A lambda function is simply a way to define an anonymous function inline. Here we use it to describe how to sort the annotation for each image - by bounding box size (descending).

In [244]:
def get_lrg(b):
    if not b:
        raise Exception()
    # x is tuple. e.g.: (array([96 155 269 350]), 16)
    # x[0] returns a numpy array. e.g.: [96 155 269 350]
    # x[0][-2:] returns a numpy array. e.g.: [269 350]. This is the width x height of a bbox.
    # x[0][:2] returns a numpy array. e.g.: [96 155]. This is the x/y coord of a bbox.
    # np.product(x[0][-2:] - x[0][:2]) returns a scalar. e.g.: 33735
    b = sorted(b, key=lambda x: np.product(x[0][-2:] - x[0][:2]), reverse=True)
    return b[0] # get the first element in the list, which is the largest bbox for one image.
In [240]:
# Debugging codes
np_prod = np.product(np.array([269, 350]) - np.array([96, 155]))
minus_mul = (269 - 96) * (350 - 155) # bbox volume (area): width x height at origin (0, 0)
print(np_prod)
assert np_prod == minus_mul
33735
In [ ]:
# for k, v in trn_anno.items():
#     print(f"k: {k}, v: {v}")
In [242]:
# a is image id (int), b is tuple of bbox (numpy array) & class id (int)
trn_lrg_anno = { a: get_lrg(b) for a, b in trn_anno.items() if (a != 0 and a != 1) }
In [263]:
trn_lrg_anno[23]
Out[263]:
(array([  1,   2, 461, 242]), 15)

Now we have a dictionary from image id to a single bounding box - the largest for that image.

In [259]:
def draw_largest_bbox(img_id):
    b, c = trn_lrg_anno[img_id] # trn_lrg_anno is a tuple. destructuring syntax.
    print(f'### DEBUG ### bbox: {b.tolist()}, class id: {c}') # print numpy.ndarray using tolist method.

    b = bb_hw(b) # convert back fastai's bbox to VOC format
    ax = show_img(open_image(IMG_PATH / trn_fns[img_id]), figsize=(5, 10))
    draw_rect(ax, b)
    draw_text(ax, b[:2], cats[c], sz=16)
In [283]:
img_id = 695
draw_largest_bbox(img_id)
### DEBUG ### bbox: [125, 108, 365, 414], class id: 13
In [273]:
(PATH / 'tmp').mkdir(exist_ok=True)
CSV = PATH / 'tmp/lrg.csv'

Often it's easiest to simply create a CSV of the data you want to model, rather than trying to create a custom dataset.

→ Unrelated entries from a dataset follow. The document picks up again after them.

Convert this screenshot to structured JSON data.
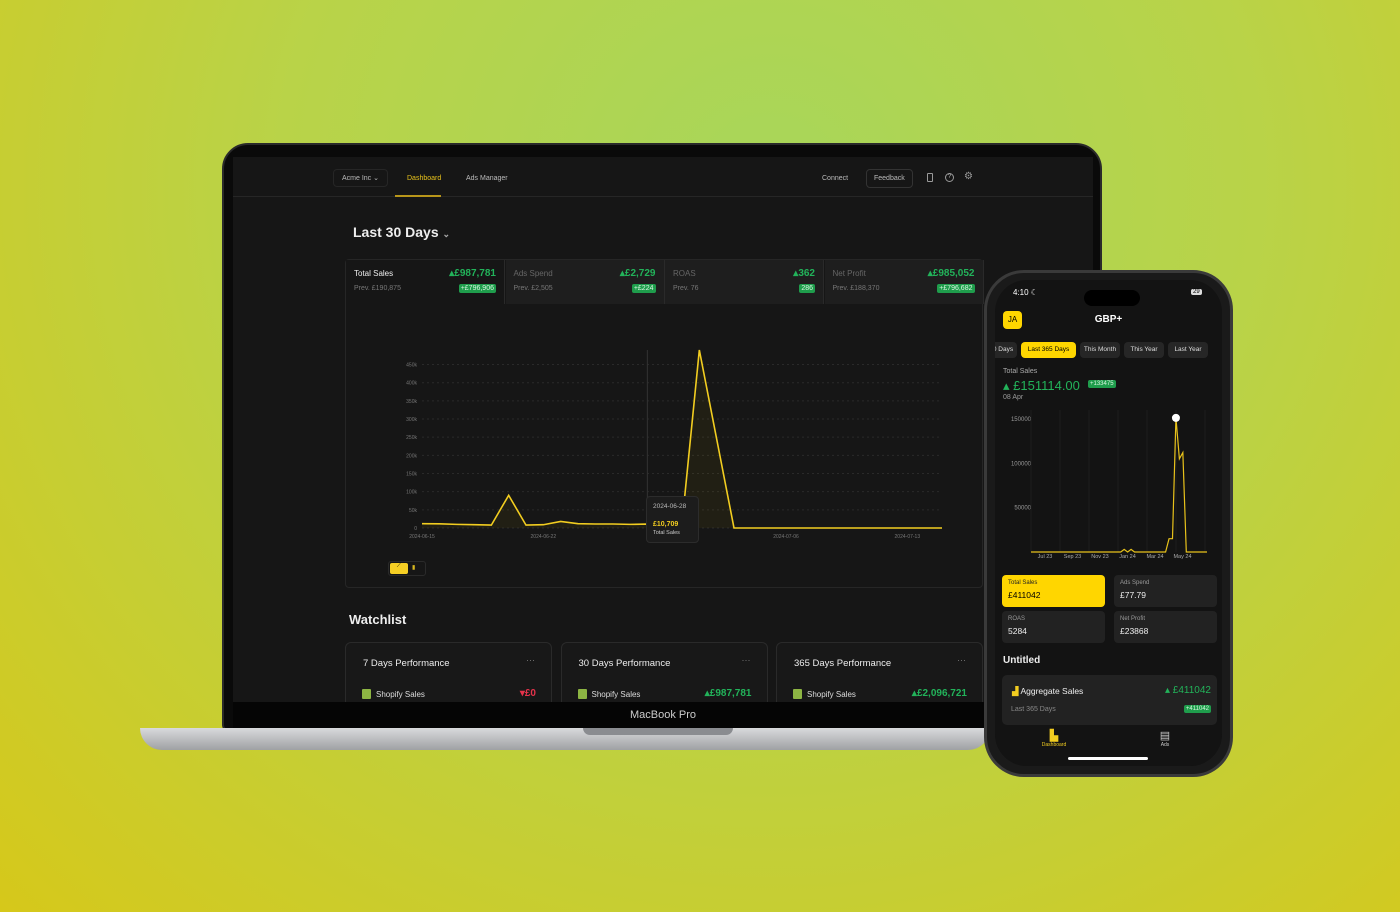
{
  "device_label": "MacBook Pro",
  "desktop": {
    "nav": {
      "org": "Acme Inc",
      "tabs": [
        {
          "label": "Dashboard",
          "active": true
        },
        {
          "label": "Ads Manager"
        }
      ],
      "connect": "Connect",
      "feedback": "Feedback",
      "icons": [
        "phone-icon",
        "help-icon",
        "gear-icon"
      ]
    },
    "title": "Last 30 Days",
    "stats": [
      {
        "label": "Total Sales",
        "value": "£987,781",
        "prev": "Prev. £190,875",
        "delta": "+£796,906",
        "active": true
      },
      {
        "label": "Ads Spend",
        "value": "£2,729",
        "prev": "Prev. £2,505",
        "delta": "+£224"
      },
      {
        "label": "ROAS",
        "value": "362",
        "prev": "Prev. 76",
        "delta": "286"
      },
      {
        "label": "Net Profit",
        "value": "£985,052",
        "prev": "Prev. £188,370",
        "delta": "+£796,682"
      }
    ],
    "tooltip": {
      "date": "2024-06-28",
      "value": "£10,709",
      "label": "Total Sales"
    },
    "watchlist": {
      "title": "Watchlist",
      "cards": [
        {
          "title": "7 Days Performance",
          "metric": "Shopify Sales",
          "value": "£0",
          "trend": "down"
        },
        {
          "title": "30 Days Performance",
          "metric": "Shopify Sales",
          "value": "£987,781",
          "trend": "up"
        },
        {
          "title": "365 Days Performance",
          "metric": "Shopify Sales",
          "value": "£2,096,721",
          "trend": "up"
        }
      ]
    }
  },
  "phone": {
    "time": "4:10",
    "battery": "29",
    "avatar": "JA",
    "title": "GBP+",
    "ranges": [
      {
        "label": "0 Days"
      },
      {
        "label": "Last 365 Days",
        "active": true
      },
      {
        "label": "This Month"
      },
      {
        "label": "This Year"
      },
      {
        "label": "Last Year"
      }
    ],
    "metric_label": "Total Sales",
    "metric_value": "£151114.00",
    "metric_delta": "+133475",
    "metric_date": "08 Apr",
    "cards": [
      {
        "label": "Total Sales",
        "value": "£411042",
        "active": true
      },
      {
        "label": "Ads Spend",
        "value": "£77.79"
      },
      {
        "label": "ROAS",
        "value": "5284"
      },
      {
        "label": "Net Profit",
        "value": "£23868"
      }
    ],
    "section": "Untitled",
    "aggregate": {
      "title": "Aggregate Sales",
      "value": "£411042",
      "sub": "Last 365 Days",
      "delta": "+411042"
    },
    "tabbar": [
      {
        "label": "Dashboard",
        "active": true
      },
      {
        "label": "Ads"
      }
    ]
  },
  "colors": {
    "accent": "#ffd600",
    "positive": "#22b35a",
    "negative": "#e5334b"
  },
  "chart_data": [
    {
      "type": "area",
      "series": [
        {
          "name": "Total Sales",
          "x": [
            "2024-06-15",
            "2024-06-16",
            "2024-06-17",
            "2024-06-18",
            "2024-06-19",
            "2024-06-20",
            "2024-06-21",
            "2024-06-22",
            "2024-06-23",
            "2024-06-24",
            "2024-06-25",
            "2024-06-26",
            "2024-06-27",
            "2024-06-28",
            "2024-06-29",
            "2024-06-30",
            "2024-07-01",
            "2024-07-02",
            "2024-07-03",
            "2024-07-04",
            "2024-07-05",
            "2024-07-06",
            "2024-07-07",
            "2024-07-08",
            "2024-07-09",
            "2024-07-10",
            "2024-07-11",
            "2024-07-12",
            "2024-07-13",
            "2024-07-14",
            "2024-07-15"
          ],
          "values": [
            12000,
            11500,
            10000,
            9000,
            8000,
            90000,
            8000,
            9000,
            18000,
            12000,
            11000,
            11000,
            10000,
            10709,
            10000,
            12000,
            490000,
            245000,
            0,
            0,
            0,
            0,
            0,
            0,
            0,
            0,
            0,
            0,
            0,
            0,
            0
          ]
        }
      ],
      "x_ticks": [
        "2024-06-15",
        "2024-06-22",
        "2024-06-29",
        "2024-07-06",
        "2024-07-13"
      ],
      "y_ticks": [
        "0",
        "50k",
        "100k",
        "150k",
        "200k",
        "250k",
        "300k",
        "350k",
        "400k",
        "450k"
      ],
      "ylim": [
        0,
        490000
      ],
      "grid": true
    },
    {
      "type": "line",
      "x_ticks": [
        "Jul 23",
        "Sep 23",
        "Nov 23",
        "Jan 24",
        "Mar 24",
        "May 24"
      ],
      "y_ticks": [
        "50000",
        "100000",
        "150000"
      ],
      "ylim": [
        0,
        160000
      ],
      "series": [
        {
          "values": [
            0,
            0,
            0,
            0,
            0,
            0,
            0,
            0,
            0,
            0,
            0,
            0,
            0,
            0,
            0,
            0,
            0,
            0,
            0,
            0,
            0,
            0,
            0,
            0,
            0,
            0,
            0,
            3000,
            0,
            3000,
            0,
            0,
            0,
            0,
            0,
            0,
            0,
            0,
            0,
            0,
            15000,
            15000,
            151114,
            105000,
            112000,
            0,
            0,
            0,
            0,
            0,
            0,
            0
          ]
        }
      ]
    }
  ]
}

Here we use Pandas to help us create a CSV of the image filename and class.

In [274]:
df = pd.DataFrame({ 'fn': [trn_fns[o] for o in trn_ids],
                    'cat': [cats[trn_lrg_anno[o][1]] for o in trn_ids] }, columns=['fn', 'cat'])
df.to_csv(CSV, index=False)
In [284]:
f_model = resnet34
sz = 224
bs = 64

From here it's just like Dogs vs Cats!

In [285]:
tfms = tfms_from_model(f_model, sz, aug_tfms=transforms_side_on, crop_type=CropType.NO)
md = ImageClassifierData.from_csv(PATH, JPEGS, CSV, tfms=tfms, bs=bs)
In [288]:
x, y = next(iter(md.val_dl))
In [291]:
show_img(md.val_ds.denorm(to_np(x))[0])
Out[291]:
<matplotlib.axes._subplots.AxesSubplot at 0x7f64b9d0ba58>